Entries from a dataset of interfaces
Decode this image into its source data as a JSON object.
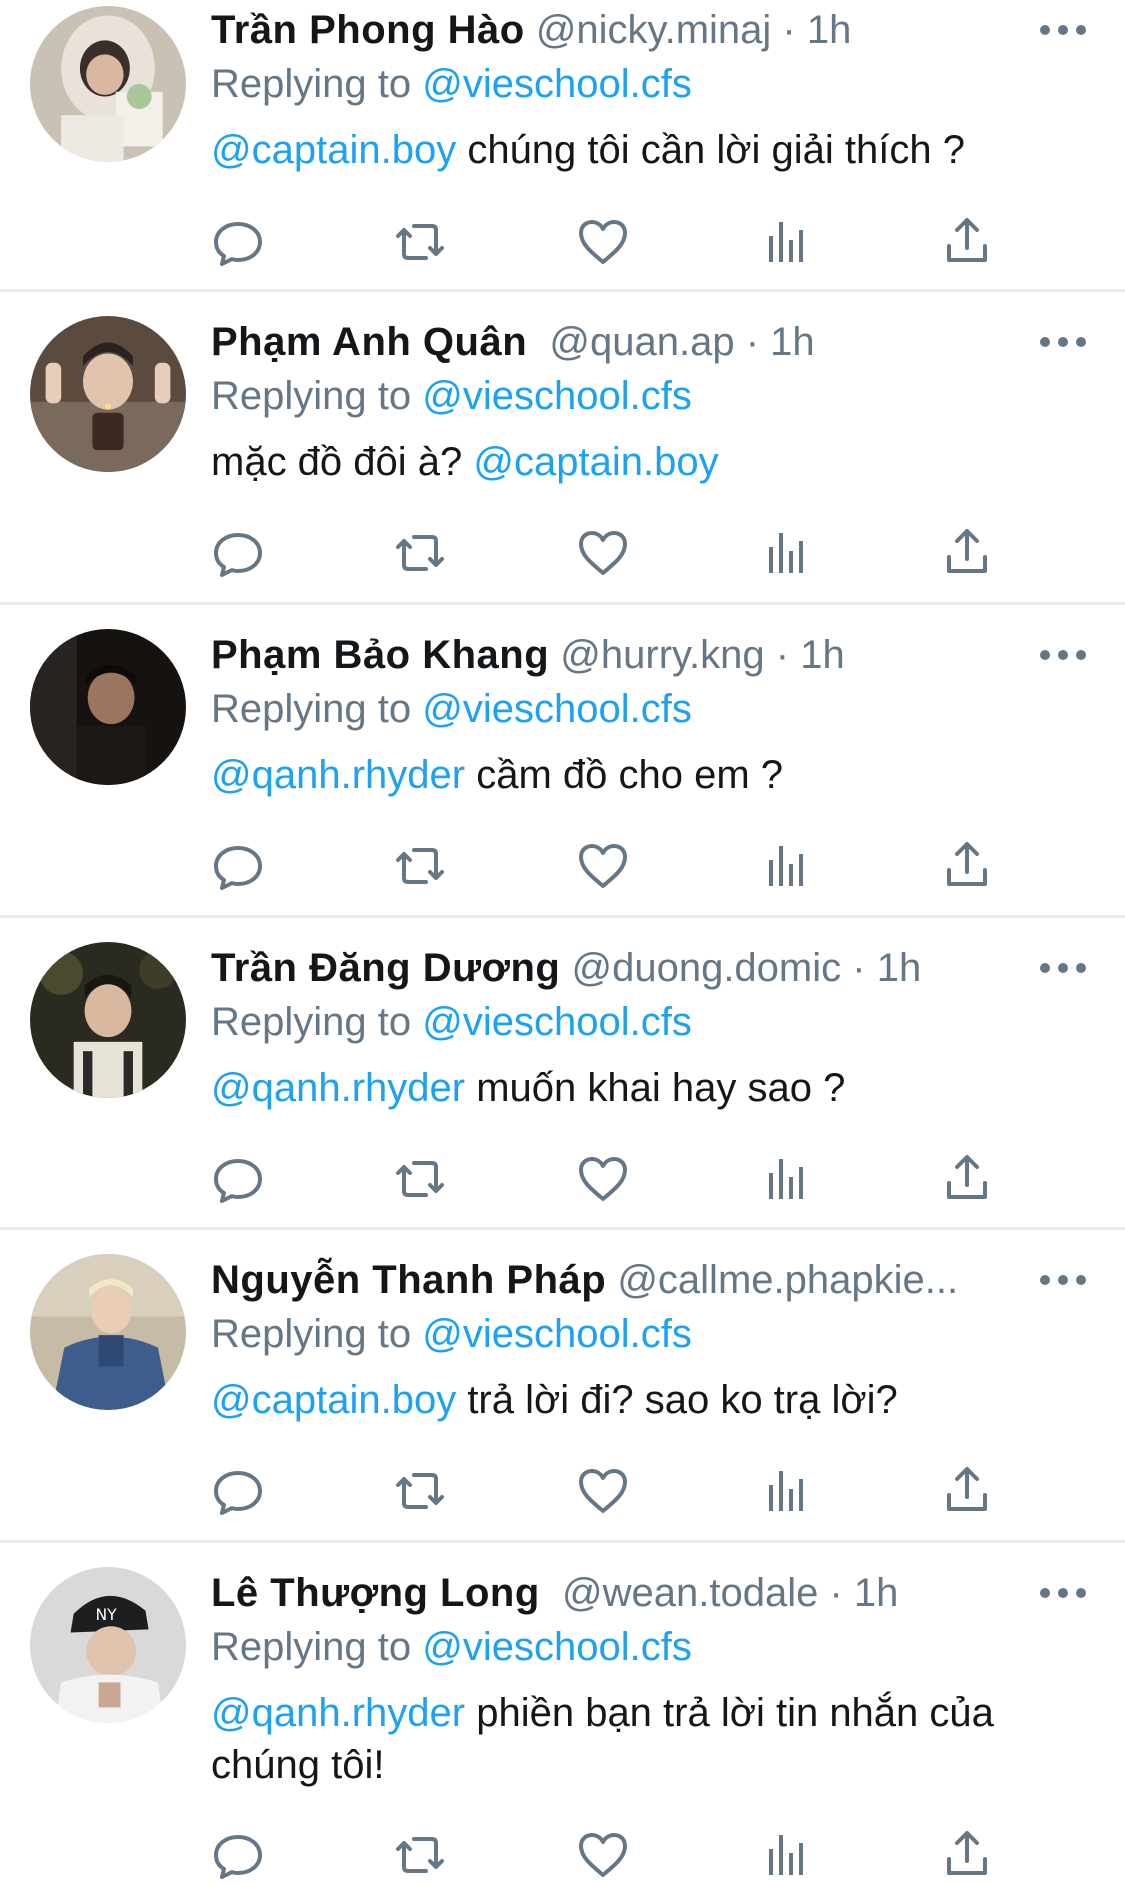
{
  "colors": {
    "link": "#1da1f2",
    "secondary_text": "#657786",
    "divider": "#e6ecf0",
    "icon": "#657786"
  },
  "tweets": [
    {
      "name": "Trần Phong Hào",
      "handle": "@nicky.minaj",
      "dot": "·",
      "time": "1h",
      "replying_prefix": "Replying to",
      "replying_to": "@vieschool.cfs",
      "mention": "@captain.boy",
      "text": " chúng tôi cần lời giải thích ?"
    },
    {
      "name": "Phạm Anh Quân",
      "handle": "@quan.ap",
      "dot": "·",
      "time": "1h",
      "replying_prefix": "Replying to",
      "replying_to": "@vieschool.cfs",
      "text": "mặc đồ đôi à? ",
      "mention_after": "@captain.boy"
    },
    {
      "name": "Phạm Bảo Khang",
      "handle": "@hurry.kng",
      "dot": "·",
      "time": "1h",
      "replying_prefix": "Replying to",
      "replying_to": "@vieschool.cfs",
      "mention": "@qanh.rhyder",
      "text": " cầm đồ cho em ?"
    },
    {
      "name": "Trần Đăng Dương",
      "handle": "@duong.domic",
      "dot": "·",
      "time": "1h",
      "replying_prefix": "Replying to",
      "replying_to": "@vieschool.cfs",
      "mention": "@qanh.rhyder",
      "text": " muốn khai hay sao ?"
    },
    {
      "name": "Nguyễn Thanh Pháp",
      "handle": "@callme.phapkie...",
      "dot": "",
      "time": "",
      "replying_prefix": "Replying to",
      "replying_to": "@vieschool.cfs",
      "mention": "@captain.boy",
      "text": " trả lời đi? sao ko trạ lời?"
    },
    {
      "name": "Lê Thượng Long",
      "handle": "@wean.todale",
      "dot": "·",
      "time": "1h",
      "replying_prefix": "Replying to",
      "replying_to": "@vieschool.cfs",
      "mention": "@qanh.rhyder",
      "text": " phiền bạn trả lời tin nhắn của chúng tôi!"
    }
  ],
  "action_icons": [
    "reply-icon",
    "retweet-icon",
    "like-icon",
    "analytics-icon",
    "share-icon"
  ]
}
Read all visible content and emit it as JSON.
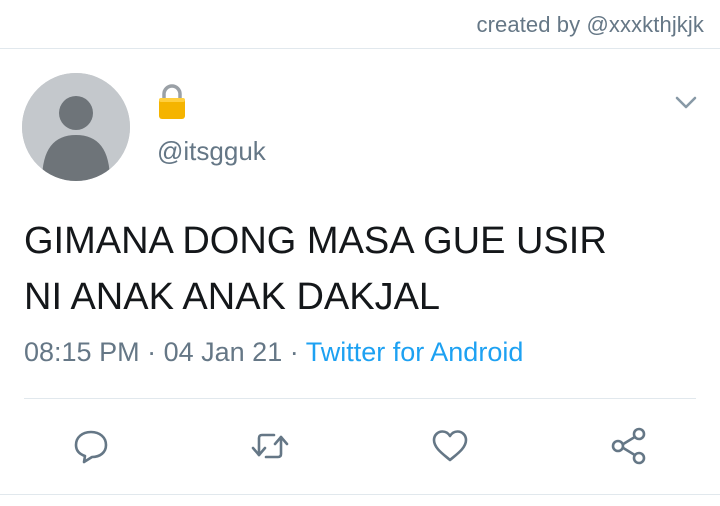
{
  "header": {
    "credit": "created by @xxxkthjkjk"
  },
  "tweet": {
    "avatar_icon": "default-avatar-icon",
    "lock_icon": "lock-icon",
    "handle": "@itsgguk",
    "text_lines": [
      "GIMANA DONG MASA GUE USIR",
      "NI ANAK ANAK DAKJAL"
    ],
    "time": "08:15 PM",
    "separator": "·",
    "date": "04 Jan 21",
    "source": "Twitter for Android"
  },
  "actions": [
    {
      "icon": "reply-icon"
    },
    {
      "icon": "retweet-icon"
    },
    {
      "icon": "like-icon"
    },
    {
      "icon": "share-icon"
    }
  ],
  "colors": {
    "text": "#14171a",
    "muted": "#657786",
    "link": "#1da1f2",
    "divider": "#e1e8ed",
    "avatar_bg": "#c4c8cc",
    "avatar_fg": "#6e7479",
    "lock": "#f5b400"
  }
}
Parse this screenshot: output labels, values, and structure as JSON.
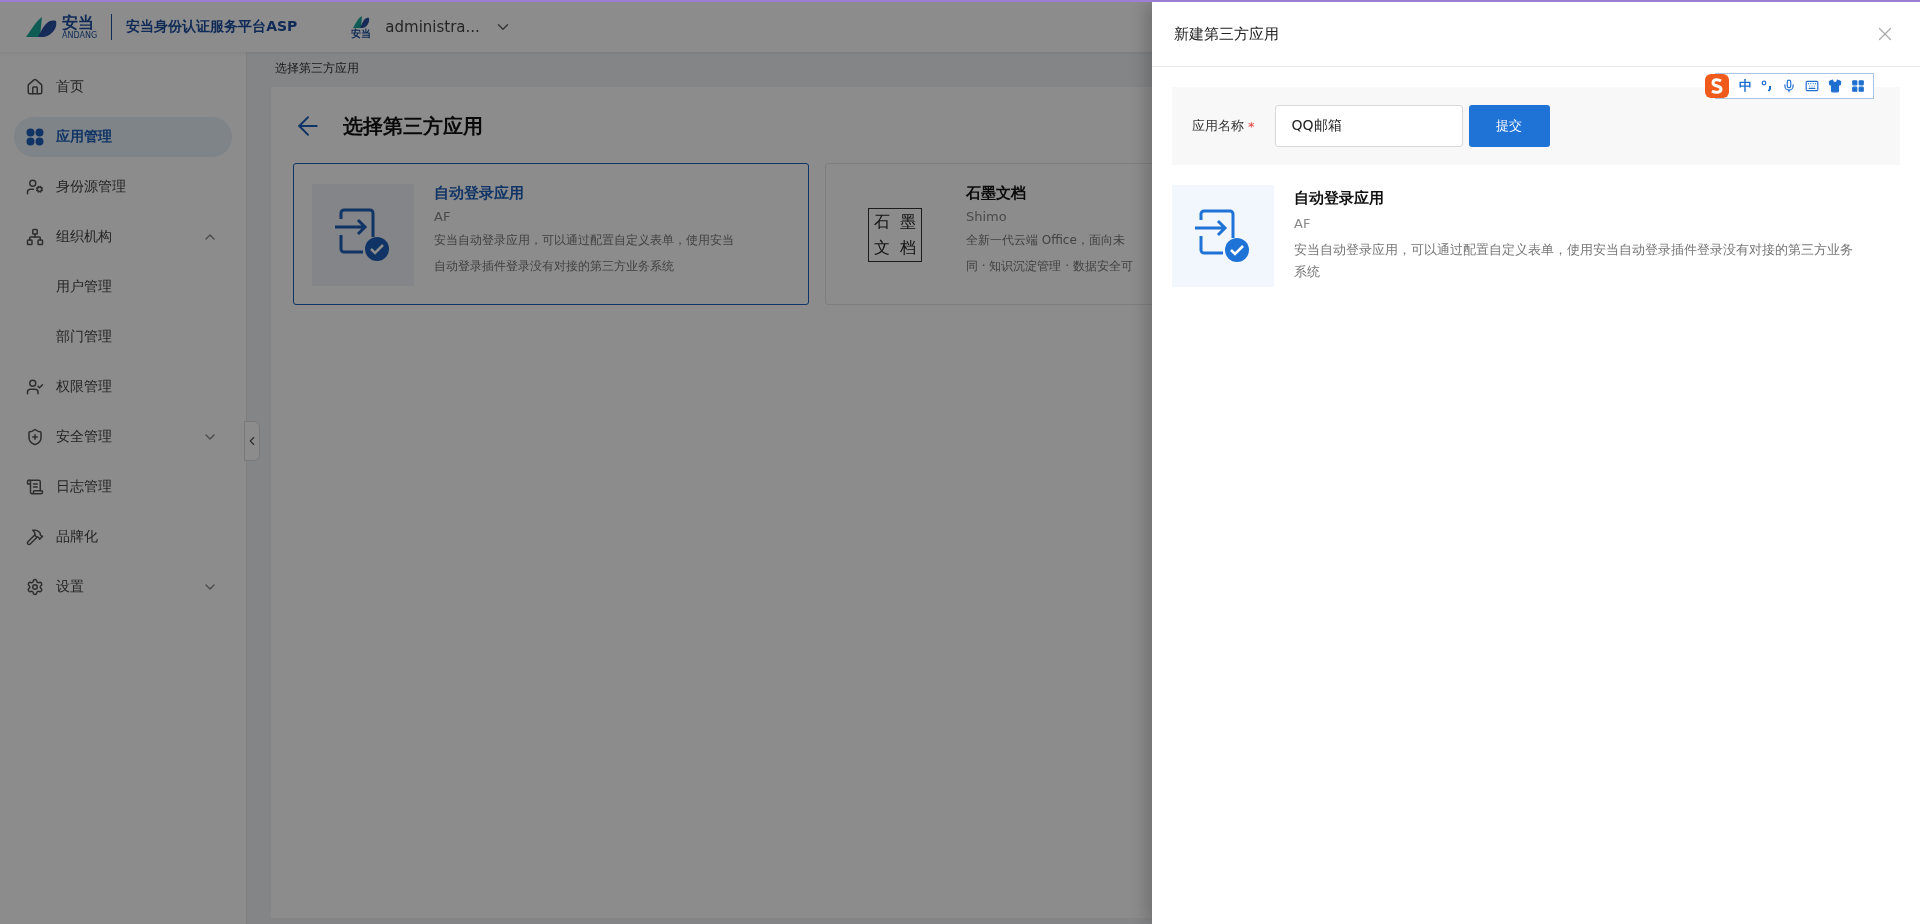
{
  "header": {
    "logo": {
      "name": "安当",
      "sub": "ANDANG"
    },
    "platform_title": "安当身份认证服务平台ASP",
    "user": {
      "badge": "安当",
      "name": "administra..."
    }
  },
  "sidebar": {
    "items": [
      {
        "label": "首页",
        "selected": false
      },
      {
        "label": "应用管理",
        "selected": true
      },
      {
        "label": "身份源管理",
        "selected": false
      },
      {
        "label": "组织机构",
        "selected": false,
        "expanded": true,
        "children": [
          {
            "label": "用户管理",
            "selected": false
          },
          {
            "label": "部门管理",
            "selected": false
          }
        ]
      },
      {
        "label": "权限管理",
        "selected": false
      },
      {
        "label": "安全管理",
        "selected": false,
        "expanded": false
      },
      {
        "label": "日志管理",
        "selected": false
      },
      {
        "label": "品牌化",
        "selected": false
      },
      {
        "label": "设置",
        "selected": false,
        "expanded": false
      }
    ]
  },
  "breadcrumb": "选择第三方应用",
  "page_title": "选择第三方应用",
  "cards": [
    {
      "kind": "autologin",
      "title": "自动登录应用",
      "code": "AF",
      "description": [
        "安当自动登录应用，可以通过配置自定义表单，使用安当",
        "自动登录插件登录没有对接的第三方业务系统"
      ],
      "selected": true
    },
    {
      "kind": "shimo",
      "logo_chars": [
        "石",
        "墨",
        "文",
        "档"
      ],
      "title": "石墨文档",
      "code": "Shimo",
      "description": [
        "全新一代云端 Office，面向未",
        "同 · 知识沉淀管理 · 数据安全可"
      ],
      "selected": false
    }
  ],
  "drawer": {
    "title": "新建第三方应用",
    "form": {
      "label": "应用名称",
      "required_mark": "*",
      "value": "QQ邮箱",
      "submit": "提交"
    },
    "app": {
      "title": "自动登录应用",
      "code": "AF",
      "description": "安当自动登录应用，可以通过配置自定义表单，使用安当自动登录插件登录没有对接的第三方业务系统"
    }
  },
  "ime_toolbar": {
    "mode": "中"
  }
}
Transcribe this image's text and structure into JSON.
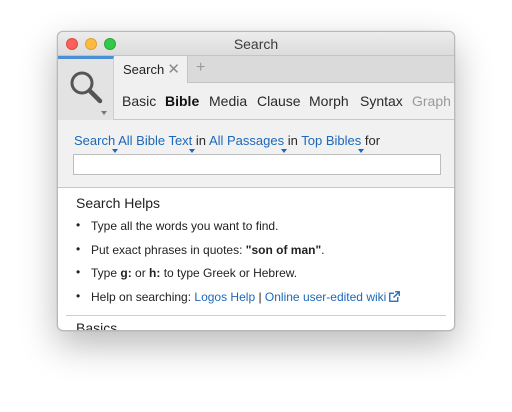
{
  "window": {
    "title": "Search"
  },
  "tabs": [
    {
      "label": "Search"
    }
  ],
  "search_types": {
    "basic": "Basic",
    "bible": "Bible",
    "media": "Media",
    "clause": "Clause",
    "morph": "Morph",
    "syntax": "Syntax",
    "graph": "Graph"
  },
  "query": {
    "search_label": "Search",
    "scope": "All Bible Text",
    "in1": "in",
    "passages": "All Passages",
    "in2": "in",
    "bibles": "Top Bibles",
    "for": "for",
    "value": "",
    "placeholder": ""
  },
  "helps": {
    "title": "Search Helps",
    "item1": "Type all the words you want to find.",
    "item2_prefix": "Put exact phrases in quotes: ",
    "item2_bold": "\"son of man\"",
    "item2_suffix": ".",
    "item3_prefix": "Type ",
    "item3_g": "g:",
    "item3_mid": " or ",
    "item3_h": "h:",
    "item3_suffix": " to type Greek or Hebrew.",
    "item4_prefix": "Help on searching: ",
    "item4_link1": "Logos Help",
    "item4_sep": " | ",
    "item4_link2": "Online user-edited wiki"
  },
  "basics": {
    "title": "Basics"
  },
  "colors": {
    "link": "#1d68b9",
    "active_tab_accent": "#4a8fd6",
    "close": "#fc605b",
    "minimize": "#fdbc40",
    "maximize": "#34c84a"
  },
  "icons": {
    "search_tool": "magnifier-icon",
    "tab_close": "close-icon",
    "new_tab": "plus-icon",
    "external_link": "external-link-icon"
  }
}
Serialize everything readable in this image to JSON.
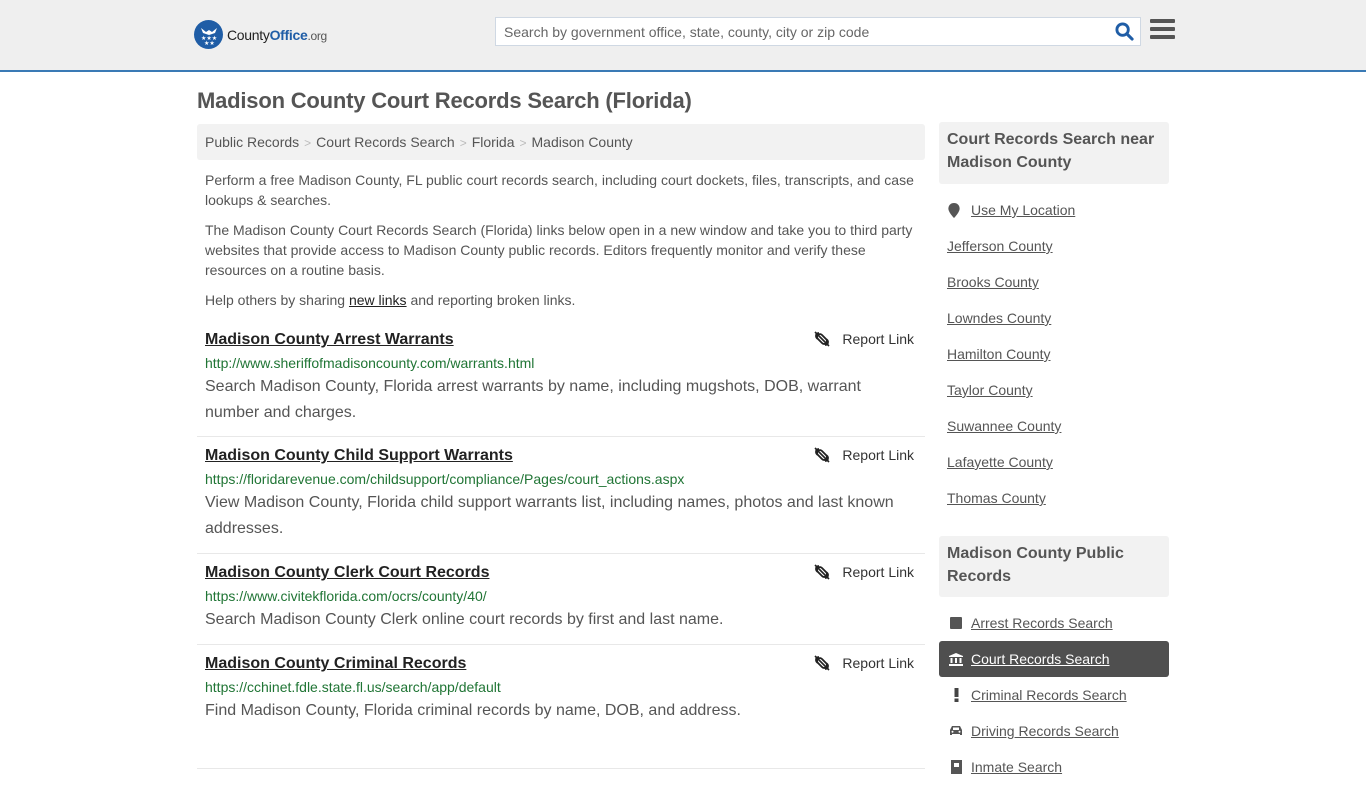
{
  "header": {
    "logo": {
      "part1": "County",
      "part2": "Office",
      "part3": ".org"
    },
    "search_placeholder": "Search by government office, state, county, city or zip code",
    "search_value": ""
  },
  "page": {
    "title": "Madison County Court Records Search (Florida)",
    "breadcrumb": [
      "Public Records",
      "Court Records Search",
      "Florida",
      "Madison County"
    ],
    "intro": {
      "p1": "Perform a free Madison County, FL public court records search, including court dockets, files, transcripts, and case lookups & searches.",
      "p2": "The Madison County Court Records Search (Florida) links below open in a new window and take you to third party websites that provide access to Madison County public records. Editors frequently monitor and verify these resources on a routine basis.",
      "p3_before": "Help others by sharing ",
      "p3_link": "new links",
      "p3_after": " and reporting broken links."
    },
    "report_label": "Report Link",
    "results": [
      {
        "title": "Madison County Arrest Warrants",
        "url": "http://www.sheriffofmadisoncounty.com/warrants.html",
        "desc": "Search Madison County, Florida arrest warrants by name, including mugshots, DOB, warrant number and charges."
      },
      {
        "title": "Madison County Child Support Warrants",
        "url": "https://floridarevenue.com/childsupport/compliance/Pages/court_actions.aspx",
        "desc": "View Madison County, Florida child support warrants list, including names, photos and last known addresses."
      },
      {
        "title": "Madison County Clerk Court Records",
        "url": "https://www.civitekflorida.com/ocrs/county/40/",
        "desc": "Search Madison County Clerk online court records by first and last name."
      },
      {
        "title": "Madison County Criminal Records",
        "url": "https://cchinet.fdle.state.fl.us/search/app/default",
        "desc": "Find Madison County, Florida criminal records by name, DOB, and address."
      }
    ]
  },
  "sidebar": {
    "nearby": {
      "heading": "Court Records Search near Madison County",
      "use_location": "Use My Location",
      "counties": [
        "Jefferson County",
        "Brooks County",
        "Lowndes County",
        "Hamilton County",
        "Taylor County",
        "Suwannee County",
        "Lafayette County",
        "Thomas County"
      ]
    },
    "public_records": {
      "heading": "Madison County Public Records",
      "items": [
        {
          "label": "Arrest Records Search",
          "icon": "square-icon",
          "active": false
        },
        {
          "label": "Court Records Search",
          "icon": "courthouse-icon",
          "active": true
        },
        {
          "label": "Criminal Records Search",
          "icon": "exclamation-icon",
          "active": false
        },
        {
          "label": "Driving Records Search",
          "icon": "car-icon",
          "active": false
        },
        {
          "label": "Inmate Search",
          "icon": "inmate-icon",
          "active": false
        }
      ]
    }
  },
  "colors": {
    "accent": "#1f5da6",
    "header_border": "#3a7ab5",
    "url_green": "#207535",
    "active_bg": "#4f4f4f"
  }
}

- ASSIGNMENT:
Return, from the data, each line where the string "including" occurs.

- EXERCISE RESPONSE:
      "p1": "Perform a free Madison County, FL public court records search, including court dockets, files, transcripts, and case lookups & searches.",
        "desc": "Search Madison County, Florida arrest warrants by name, including mugshots, DOB, warrant number and charges."
        "desc": "View Madison County, Florida child support warrants list, including names, photos and last known addresses."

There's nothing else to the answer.